A word about Hulu: I am a bit late to the Hulu party, at least among some of my friends. But my interest and usage accelerated recently as I was able to catch up on episodes of Burn Notice that I had missed while I had been on the road the previous week. So Brandy and I queued up a couple of episodes after the kids went to bed Saturday night.
Here’s been the challenge on the road: Watching Hulu in the evening means competing with all of the other business travelers for the hotel wifi’s bandwidth. The videos, though buffered, take on a staccato quality as a result. It’s not even worth trying to watch them at that point.
We didn’t have this problem at home, of course, because when Brandy and I were both watching, my computer was the only on in use
I’ve had much more success on the road by consuming a little bit each morning — when many of my fellow business travelers are still sleeping. When you’re waking up at 5 a.m. in part to keep your body on an East Coast schedule, you don’t have a lot of competition for the broadband pipe.
It’s not likely that business travelers are Hulu’s primary audience target, so a plea for improved buffering and streaming may not be easily heard in that context. I will say, though, that I would consume a whole lot more Hulu-based programming while I am on the road if that issue were to get solved.
…the manufacturer of your car decides to participate in a made-for-the-Web series targeted at women: Saturn, CBS Team Up for Online Series – Advertising Age – Madison+Vine: News
Although this could equally be a sign that it’s time to turn in my Man Card… again….
The good news? My Ion is as manly as a Saturn can get. Well, OK, it’s baby blue, and it has a petite-sized ACK airport oval sticker on the bumper, as opposed to the big, honkin’ manly-sized one. On the inside, though, it is all man….
OK, that was weak. Here, have my Man Card back…. Not even a Hummer purchase can save me now.
Found this ExtendedStay Hotels video via Adverblog, which describes it as, “Not classy, but amusing.” Agreed on the amusing front.
Interesting that the video is hosted on a YouTube channel — SoooRelaxed — presumably set up by someone at ExtendedStay, but disappointing there is no evidence of the video yet on the ExtendedStay site.
I’m a Hampton Inn devotee myself, so I searched to see if there were anything on YouTube about my favorite home away from home. Turns out they have a channel — HamptonMarketing — set up too. Not as amusing as a dozen hotel guests feeling comfortable enough to break wind, but I did get a chuckle over this executive dancing.

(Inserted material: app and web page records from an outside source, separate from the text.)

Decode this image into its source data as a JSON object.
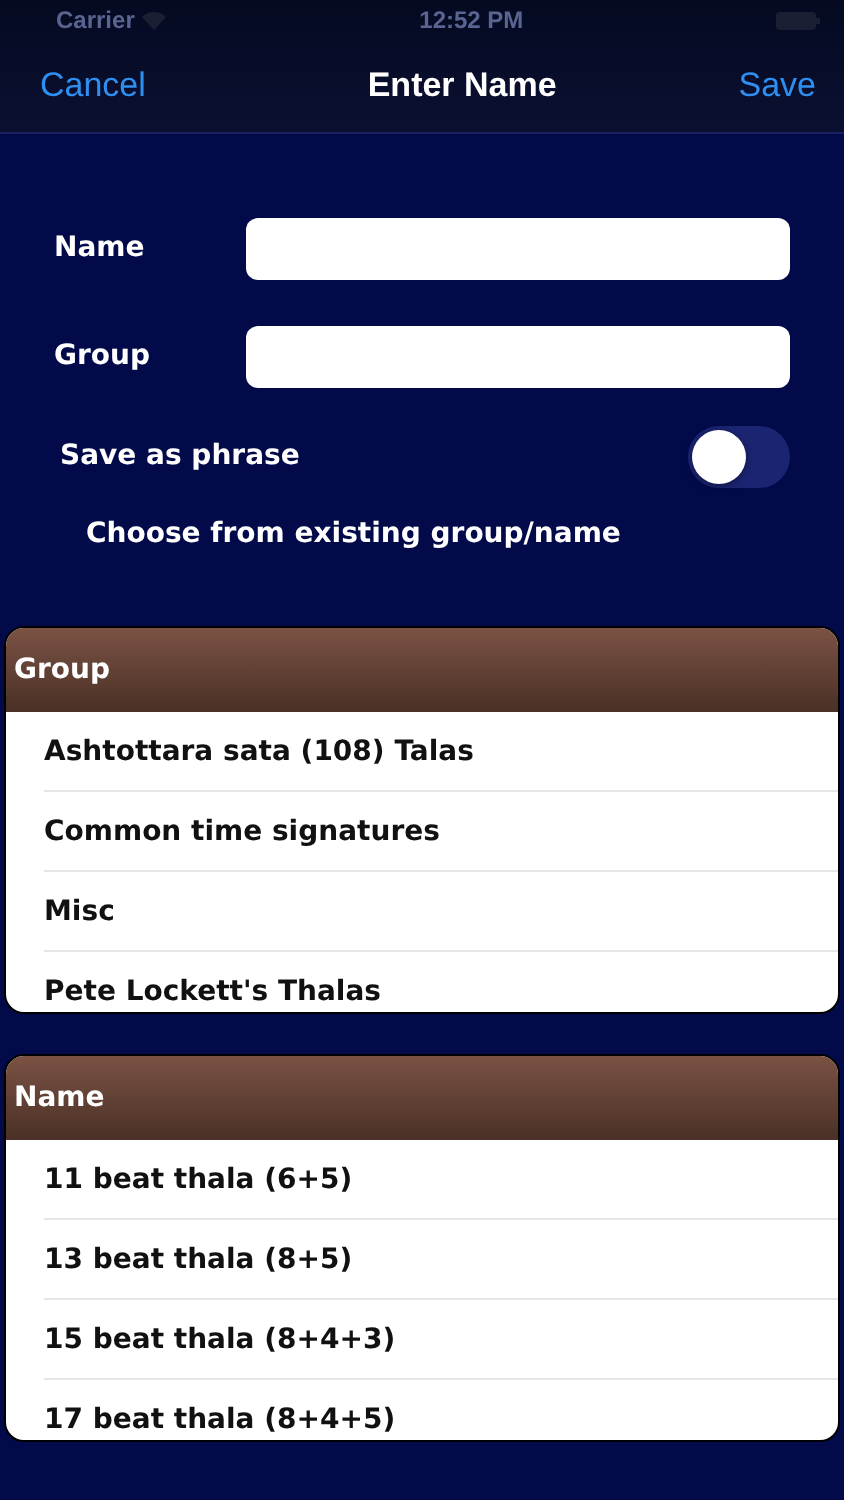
{
  "status_bar": {
    "carrier": "Carrier",
    "time": "12:52 PM"
  },
  "nav": {
    "cancel": "Cancel",
    "title": "Enter Name",
    "save": "Save"
  },
  "form": {
    "fields": [
      {
        "label": "Name"
      },
      {
        "label": "Group"
      }
    ],
    "toggle": {
      "label": "Save as phrase",
      "on": false
    },
    "hint": "Choose from existing group/name"
  },
  "tables": [
    {
      "header": "Group",
      "rows": [
        "Ashtottara sata (108) Talas",
        "Common time signatures",
        "Misc",
        "Pete Lockett's Thalas"
      ]
    },
    {
      "header": "Name",
      "rows": [
        "11 beat thala (6+5)",
        "13 beat thala (8+5)",
        "15 beat thala (8+4+3)",
        "17 beat thala (8+4+5)"
      ]
    }
  ]
}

Let me just state for the record, however, that I don’t ordinarily break into a spontaneous jig when arriving at my Hampton room for the night — unless of course I am lucky enough to grab the last white chocolate macadamia cookie in the lobby….